Album: Folk Songs
Label: Nonesuch
Tracks: 9

I first heard this album way back in May. There was a quality, I knew was worth some understanding. Yet in the gearing up to summer it seemed discordant. Then as time does, it got busy and this was put aside, fortuitously. Coming back to this again in quieter months of new winter. Its vast beauty seems unending. The light seems right for this kind of music.

There is a complex story of labelmates and a fiftieth anniversary for Nonesuch Records. Look into it if you're interested. More importantly than slaps on the back, music of this quality is of such a lushness that all other factors are reduced to footnotes.

It takes time to take in this record. Not a common currency. But worth your while if you can take the time. 'Oh Where' sung by Amidon pushes the door open. At first glance, it can appear soporific, but that’s a foolish fast first look. Trust in your stereo, and try it on cold afternoons or evenings. Lone dog walks within a frost. There is a seasonal taste to this album. That is as rich and as delicate as winter skin. It's a thing of beauty.

Giddens is a voice that if it doesn't stop you in your tracks, you need to give yourself a good looking over. Sweet as a bell hard as a hammer. All the sweetness and bitterness of the human heart consumed and concentrated down into song. 'Factory Girl' is all Giddens.

'I See the Sign' hits like reflection on top of a high peak. Seems to know something you know, and maybe a little more. Can make you look at what's passing and see some beauty in what you might have not caught. It catches what's in the corners of whatever landscape you're looking at when listening.

Hello Costume drama. In walks Natalie Merchant. Just when you might think you've got this album figured. She's a regal lament, gilding every coarse edge of the well-known ballad 'Johnny Has Gone for a Soldier' with a soft gold and the kindness of valiant dew.

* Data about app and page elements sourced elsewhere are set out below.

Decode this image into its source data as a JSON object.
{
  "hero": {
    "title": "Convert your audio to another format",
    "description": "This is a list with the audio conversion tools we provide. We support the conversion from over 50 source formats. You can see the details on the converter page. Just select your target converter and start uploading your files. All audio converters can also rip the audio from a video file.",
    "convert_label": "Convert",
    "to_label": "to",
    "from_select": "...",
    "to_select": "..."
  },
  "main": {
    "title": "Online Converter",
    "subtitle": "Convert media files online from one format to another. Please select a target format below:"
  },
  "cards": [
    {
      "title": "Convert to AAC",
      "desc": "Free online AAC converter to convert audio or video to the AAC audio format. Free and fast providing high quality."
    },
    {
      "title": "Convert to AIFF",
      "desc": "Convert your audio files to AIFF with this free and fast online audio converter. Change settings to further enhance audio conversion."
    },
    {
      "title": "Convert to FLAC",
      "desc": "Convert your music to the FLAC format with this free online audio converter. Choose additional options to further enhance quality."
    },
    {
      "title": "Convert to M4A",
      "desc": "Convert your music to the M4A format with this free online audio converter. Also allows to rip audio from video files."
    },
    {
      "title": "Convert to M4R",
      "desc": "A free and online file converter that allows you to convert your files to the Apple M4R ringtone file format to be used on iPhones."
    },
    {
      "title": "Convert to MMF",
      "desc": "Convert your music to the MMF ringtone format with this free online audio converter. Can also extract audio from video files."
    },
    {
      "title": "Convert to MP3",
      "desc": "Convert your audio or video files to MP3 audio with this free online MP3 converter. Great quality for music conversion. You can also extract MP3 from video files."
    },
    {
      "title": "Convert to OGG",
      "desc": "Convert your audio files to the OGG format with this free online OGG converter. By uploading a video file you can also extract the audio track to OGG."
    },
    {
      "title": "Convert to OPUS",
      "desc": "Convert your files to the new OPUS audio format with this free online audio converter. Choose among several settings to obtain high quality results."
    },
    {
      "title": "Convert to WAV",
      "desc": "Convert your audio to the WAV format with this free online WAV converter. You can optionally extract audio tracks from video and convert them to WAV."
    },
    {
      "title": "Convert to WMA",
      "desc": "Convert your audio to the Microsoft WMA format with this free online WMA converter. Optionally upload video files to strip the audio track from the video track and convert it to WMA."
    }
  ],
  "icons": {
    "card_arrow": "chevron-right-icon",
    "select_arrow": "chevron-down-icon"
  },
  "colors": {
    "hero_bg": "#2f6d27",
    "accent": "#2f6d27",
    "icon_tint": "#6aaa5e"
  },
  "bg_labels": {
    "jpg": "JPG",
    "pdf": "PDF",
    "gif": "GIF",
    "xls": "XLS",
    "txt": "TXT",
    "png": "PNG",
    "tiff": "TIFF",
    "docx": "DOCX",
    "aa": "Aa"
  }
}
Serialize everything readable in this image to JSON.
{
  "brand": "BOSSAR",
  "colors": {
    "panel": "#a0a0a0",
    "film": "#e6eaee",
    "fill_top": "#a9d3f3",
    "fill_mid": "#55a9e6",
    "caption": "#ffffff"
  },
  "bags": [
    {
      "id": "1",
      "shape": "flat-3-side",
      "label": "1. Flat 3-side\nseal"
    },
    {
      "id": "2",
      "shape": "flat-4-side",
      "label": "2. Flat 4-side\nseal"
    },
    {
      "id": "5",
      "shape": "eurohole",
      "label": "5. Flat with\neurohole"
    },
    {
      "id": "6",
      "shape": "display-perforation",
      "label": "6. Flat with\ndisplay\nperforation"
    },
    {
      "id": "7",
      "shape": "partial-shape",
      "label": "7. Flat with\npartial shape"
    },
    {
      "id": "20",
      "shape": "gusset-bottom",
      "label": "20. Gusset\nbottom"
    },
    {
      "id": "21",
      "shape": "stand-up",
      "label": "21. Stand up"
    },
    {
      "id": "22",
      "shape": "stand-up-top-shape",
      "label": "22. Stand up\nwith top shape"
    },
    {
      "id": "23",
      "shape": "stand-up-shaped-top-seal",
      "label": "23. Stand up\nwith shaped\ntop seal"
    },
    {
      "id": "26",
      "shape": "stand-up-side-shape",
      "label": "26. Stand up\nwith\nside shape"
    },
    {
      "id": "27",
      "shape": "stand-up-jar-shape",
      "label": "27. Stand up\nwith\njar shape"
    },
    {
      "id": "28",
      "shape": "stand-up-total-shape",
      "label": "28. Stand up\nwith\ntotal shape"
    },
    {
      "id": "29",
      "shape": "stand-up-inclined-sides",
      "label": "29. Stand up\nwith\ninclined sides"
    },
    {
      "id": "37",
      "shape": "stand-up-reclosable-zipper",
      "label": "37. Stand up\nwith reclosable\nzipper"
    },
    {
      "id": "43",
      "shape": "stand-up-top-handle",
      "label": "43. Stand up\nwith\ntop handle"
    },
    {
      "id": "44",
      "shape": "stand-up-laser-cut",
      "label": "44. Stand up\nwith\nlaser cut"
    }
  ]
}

It’s not an album to put in your coffee. But it's a lush experience full of unexpected comfort. There's a fireside spark that runs a thread throughout. It feels like a well told tale underneath an inglenook. Something passed by hand.

Alex Golisti